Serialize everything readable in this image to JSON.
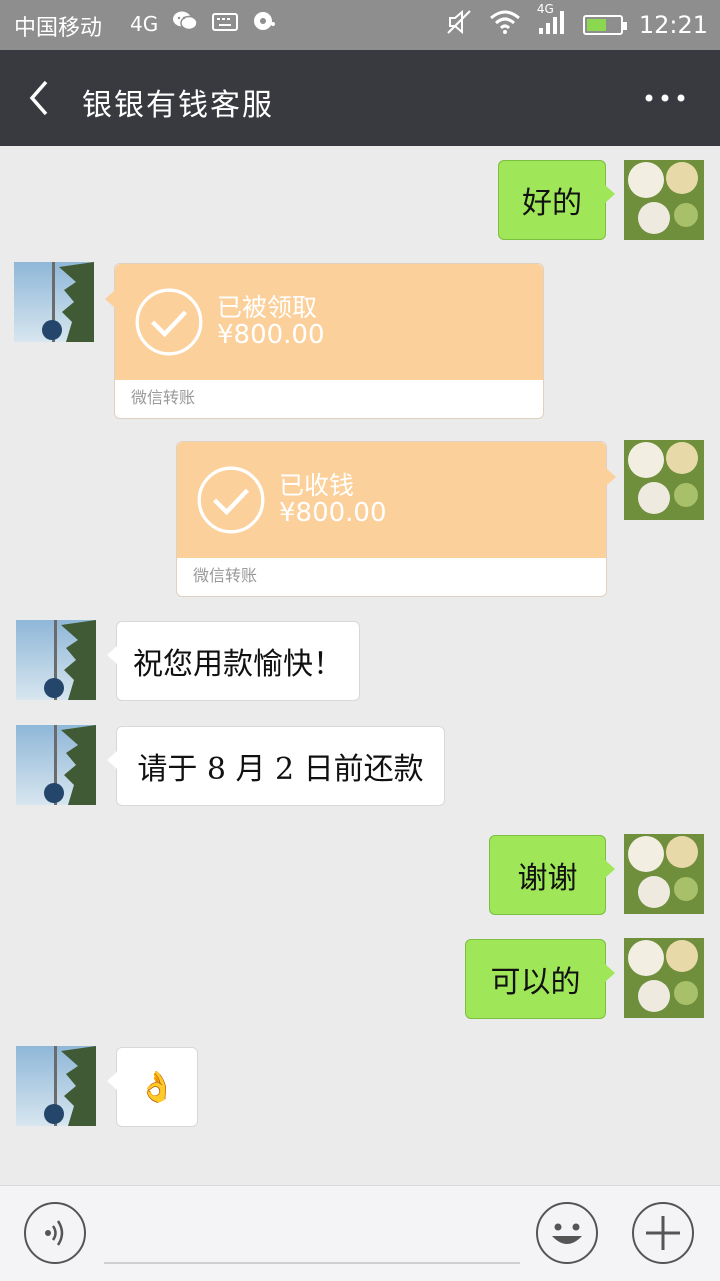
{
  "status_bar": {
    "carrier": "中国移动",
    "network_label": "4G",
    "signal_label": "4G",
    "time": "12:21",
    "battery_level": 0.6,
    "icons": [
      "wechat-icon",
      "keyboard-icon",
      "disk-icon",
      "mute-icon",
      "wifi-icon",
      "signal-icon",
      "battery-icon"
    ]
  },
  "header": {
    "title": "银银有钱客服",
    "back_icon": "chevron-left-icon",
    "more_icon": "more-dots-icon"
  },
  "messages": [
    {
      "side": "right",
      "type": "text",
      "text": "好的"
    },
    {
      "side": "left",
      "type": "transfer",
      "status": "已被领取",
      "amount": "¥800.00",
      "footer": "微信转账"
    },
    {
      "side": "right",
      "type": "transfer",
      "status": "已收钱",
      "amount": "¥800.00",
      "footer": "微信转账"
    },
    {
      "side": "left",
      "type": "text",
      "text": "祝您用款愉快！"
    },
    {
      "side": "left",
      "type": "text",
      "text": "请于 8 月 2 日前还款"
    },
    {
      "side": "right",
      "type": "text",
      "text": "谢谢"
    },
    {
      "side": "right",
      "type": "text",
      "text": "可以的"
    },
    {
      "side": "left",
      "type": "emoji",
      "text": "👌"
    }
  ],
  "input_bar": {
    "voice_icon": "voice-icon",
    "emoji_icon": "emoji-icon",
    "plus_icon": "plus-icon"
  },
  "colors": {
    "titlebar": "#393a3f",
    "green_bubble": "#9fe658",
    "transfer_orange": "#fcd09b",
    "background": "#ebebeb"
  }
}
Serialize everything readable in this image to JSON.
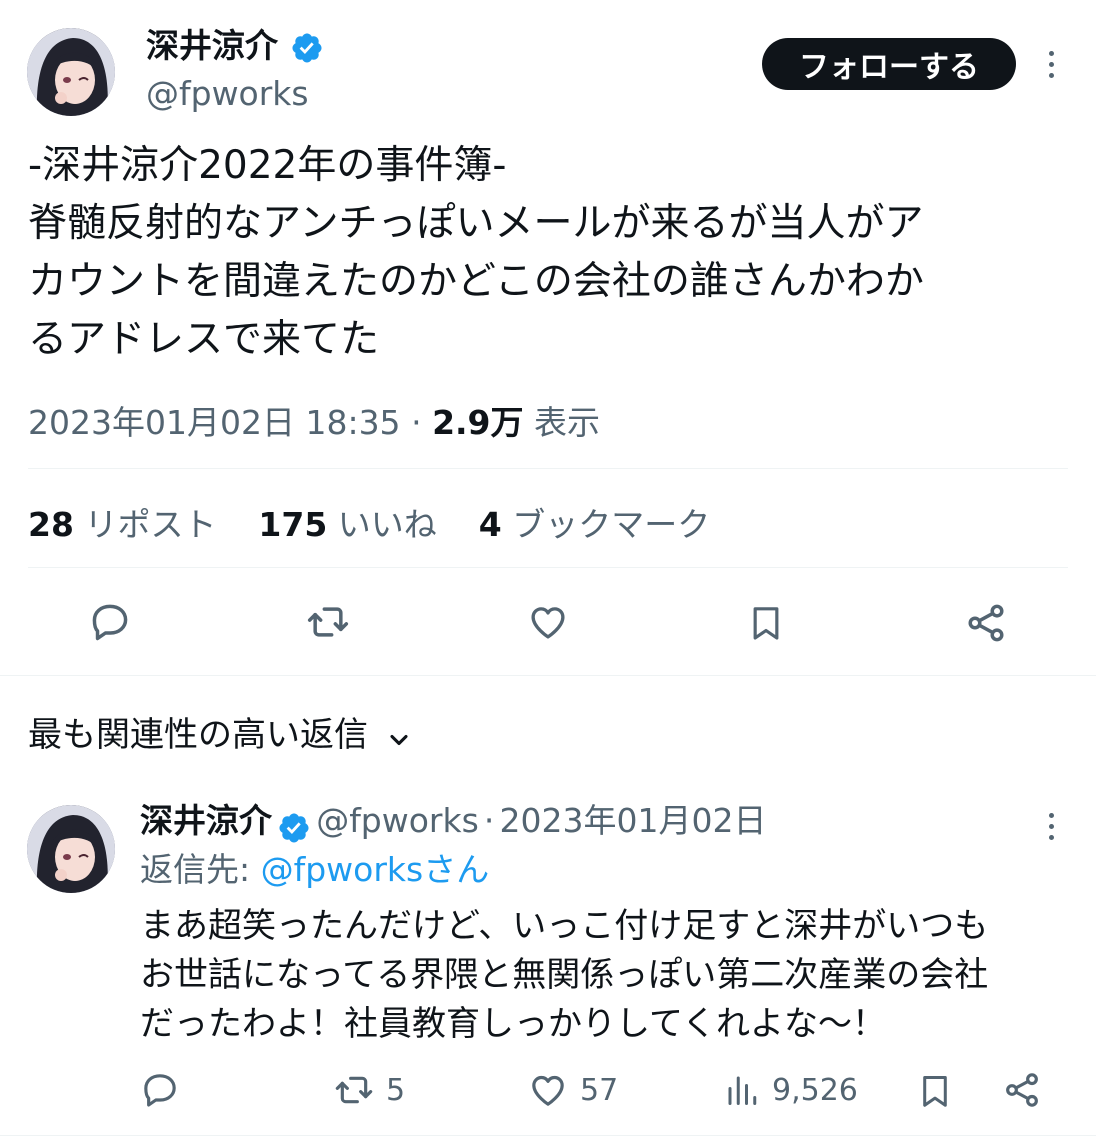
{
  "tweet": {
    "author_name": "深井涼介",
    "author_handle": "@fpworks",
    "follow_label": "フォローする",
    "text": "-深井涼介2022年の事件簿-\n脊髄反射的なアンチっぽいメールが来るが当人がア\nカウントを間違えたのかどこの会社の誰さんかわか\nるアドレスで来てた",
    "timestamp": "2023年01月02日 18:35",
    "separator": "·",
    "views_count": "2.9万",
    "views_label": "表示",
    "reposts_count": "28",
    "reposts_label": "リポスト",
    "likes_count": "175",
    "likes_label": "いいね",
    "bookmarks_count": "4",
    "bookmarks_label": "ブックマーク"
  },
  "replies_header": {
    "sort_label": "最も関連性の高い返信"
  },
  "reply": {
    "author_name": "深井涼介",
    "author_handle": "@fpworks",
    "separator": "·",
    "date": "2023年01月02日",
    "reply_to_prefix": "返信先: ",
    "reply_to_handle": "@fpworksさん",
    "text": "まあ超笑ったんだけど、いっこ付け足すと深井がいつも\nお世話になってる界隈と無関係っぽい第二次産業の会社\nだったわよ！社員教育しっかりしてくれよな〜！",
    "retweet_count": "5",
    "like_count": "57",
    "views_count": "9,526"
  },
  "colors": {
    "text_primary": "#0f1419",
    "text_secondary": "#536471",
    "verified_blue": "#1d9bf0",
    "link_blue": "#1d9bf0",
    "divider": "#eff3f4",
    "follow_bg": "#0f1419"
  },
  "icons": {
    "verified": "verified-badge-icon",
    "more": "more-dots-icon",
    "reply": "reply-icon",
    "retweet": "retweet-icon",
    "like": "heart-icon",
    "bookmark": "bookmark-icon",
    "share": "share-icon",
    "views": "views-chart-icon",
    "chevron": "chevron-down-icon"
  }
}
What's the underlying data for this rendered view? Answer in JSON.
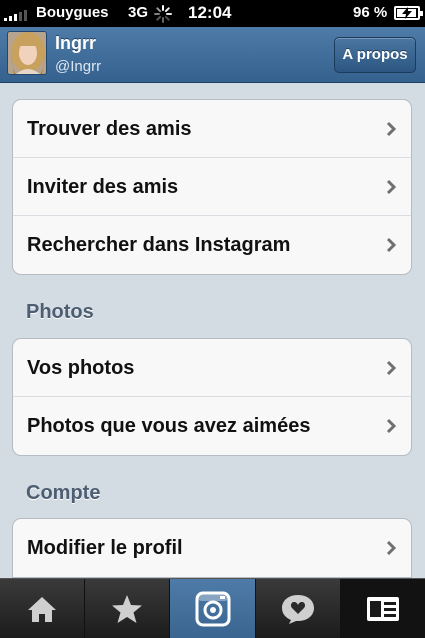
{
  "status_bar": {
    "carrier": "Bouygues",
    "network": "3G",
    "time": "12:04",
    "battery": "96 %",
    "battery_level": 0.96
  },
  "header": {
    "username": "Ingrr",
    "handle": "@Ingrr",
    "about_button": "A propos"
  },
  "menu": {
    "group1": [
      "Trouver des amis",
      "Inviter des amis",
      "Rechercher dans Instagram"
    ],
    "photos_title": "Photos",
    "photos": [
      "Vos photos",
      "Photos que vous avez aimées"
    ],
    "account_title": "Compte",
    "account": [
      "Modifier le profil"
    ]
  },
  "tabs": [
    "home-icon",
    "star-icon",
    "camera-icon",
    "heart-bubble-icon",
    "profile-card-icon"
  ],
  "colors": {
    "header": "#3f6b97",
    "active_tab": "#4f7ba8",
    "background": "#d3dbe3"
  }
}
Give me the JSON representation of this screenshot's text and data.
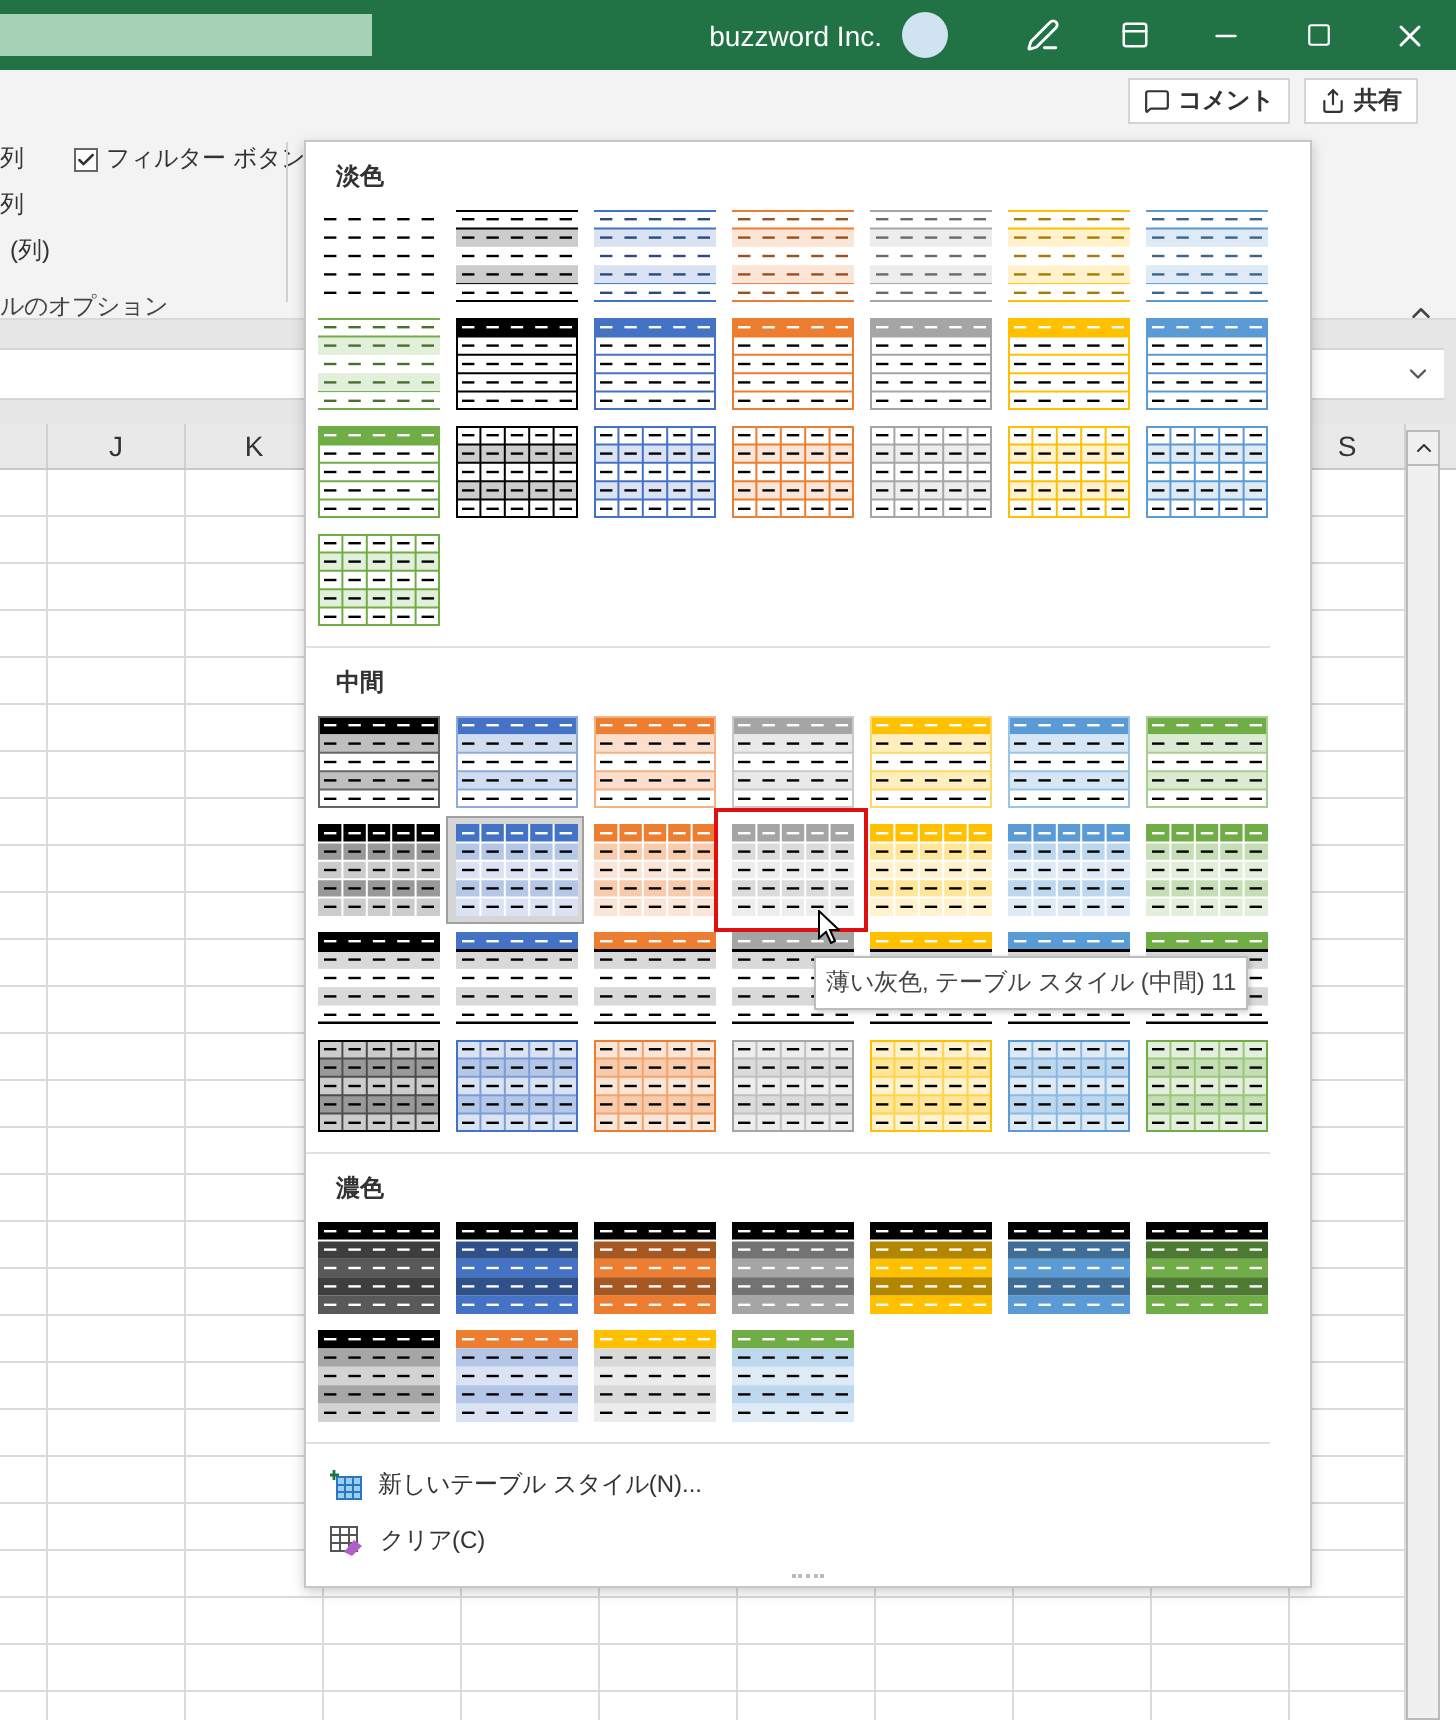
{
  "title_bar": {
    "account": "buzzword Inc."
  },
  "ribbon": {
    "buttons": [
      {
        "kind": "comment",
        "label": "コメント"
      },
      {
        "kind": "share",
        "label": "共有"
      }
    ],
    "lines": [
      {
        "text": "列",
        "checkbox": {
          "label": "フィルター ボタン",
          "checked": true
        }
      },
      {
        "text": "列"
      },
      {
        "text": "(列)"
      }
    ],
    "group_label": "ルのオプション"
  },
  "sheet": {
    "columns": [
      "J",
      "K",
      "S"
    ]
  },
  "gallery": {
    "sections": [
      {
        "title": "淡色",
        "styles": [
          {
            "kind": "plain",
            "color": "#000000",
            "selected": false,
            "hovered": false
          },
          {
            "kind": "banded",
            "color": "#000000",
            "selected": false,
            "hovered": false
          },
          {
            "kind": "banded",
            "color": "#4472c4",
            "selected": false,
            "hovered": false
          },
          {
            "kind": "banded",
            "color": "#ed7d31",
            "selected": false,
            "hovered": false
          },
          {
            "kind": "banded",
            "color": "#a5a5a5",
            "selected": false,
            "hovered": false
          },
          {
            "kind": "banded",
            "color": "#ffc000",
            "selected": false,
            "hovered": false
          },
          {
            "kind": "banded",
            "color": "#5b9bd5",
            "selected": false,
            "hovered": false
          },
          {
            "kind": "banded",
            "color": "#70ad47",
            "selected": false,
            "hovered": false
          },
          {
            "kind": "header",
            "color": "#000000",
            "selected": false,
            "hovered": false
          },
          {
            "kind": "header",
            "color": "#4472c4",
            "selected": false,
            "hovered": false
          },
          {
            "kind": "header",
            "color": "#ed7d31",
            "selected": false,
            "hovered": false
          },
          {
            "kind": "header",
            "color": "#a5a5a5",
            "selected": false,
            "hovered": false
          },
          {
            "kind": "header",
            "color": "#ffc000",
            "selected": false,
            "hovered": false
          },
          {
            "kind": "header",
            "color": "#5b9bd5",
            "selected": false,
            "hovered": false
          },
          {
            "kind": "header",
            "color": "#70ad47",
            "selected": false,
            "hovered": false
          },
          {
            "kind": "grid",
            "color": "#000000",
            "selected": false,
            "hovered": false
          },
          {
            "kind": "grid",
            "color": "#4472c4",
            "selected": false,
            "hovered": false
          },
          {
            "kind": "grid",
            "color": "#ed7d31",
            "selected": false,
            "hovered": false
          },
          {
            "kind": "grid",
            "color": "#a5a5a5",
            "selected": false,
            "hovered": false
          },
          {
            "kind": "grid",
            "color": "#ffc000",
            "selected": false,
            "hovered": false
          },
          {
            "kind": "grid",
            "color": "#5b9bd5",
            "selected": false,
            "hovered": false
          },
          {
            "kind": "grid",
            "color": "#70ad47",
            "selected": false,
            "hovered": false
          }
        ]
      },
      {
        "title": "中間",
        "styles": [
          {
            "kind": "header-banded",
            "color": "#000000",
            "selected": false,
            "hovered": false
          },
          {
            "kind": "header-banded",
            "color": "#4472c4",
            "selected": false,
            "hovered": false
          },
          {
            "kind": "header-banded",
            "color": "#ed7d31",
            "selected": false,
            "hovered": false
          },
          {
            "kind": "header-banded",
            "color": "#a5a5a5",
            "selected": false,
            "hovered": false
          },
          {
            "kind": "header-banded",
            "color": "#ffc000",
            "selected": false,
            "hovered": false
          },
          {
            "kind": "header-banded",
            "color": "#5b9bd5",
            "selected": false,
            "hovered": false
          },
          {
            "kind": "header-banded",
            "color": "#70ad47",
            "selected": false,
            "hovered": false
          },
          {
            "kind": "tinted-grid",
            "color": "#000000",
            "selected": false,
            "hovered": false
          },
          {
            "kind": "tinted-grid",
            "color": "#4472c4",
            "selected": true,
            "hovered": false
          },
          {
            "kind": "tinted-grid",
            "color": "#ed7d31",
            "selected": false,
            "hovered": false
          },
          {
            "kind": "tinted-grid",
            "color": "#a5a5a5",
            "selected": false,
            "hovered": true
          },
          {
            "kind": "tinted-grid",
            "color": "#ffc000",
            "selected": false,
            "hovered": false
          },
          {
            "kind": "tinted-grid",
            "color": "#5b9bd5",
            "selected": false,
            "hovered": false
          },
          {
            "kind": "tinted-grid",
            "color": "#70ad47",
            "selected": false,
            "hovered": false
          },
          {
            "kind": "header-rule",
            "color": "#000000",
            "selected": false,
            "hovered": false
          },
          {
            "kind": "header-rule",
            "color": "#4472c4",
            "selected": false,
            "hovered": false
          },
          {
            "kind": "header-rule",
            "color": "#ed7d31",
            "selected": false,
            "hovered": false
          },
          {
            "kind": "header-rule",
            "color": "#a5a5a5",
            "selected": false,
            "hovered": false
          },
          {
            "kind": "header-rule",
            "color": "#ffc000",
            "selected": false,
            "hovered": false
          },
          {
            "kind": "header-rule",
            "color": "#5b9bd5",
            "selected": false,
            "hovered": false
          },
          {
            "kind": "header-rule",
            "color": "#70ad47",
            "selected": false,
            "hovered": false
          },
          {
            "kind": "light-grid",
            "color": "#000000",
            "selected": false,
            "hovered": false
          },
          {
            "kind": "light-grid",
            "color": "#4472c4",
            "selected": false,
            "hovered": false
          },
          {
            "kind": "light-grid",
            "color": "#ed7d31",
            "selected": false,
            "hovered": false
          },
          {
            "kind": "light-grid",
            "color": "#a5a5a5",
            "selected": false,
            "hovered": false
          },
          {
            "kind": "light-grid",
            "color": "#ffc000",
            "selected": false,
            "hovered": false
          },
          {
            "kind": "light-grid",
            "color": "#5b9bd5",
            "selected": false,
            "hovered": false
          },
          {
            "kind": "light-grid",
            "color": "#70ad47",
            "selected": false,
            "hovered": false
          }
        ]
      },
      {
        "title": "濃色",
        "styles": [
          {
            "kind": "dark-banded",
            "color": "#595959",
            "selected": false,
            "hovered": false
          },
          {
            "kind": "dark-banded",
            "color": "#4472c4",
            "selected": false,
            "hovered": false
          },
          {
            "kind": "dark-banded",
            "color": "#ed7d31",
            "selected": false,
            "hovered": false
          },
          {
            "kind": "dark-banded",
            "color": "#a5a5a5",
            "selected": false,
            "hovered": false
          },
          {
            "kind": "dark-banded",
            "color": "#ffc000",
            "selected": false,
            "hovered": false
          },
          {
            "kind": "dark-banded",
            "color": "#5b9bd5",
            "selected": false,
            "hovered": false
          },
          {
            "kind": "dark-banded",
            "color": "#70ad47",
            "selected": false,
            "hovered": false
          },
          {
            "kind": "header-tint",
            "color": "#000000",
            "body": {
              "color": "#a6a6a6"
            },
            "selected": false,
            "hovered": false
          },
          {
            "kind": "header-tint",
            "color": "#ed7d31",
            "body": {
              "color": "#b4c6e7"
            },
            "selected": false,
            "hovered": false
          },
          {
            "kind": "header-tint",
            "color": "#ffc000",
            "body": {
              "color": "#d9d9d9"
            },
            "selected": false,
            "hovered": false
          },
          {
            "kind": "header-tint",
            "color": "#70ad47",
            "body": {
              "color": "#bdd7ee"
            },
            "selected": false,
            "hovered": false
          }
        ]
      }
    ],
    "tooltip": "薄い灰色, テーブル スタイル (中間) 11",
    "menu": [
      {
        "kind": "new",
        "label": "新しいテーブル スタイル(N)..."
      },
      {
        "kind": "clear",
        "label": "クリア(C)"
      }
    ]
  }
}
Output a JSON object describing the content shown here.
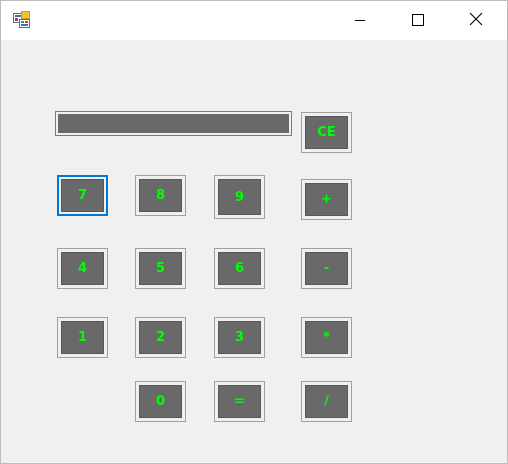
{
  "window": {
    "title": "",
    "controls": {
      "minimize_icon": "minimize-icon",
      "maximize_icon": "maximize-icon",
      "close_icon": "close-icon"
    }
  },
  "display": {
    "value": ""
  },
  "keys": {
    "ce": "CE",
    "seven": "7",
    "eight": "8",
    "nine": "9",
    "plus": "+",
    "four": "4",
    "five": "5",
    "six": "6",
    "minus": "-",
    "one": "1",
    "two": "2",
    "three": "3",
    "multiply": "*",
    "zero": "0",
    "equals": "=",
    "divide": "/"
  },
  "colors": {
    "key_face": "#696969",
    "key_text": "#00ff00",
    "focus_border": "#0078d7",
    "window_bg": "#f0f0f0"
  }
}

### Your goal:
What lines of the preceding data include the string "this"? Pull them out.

### Answer to the exercise:
Serialize everything readable in this image to JSON.
Serialize everything readable in this image to JSON.
What's the underlying data for this rendered view? Answer in JSON.
Give me the JSON representation of this screenshot's text and data.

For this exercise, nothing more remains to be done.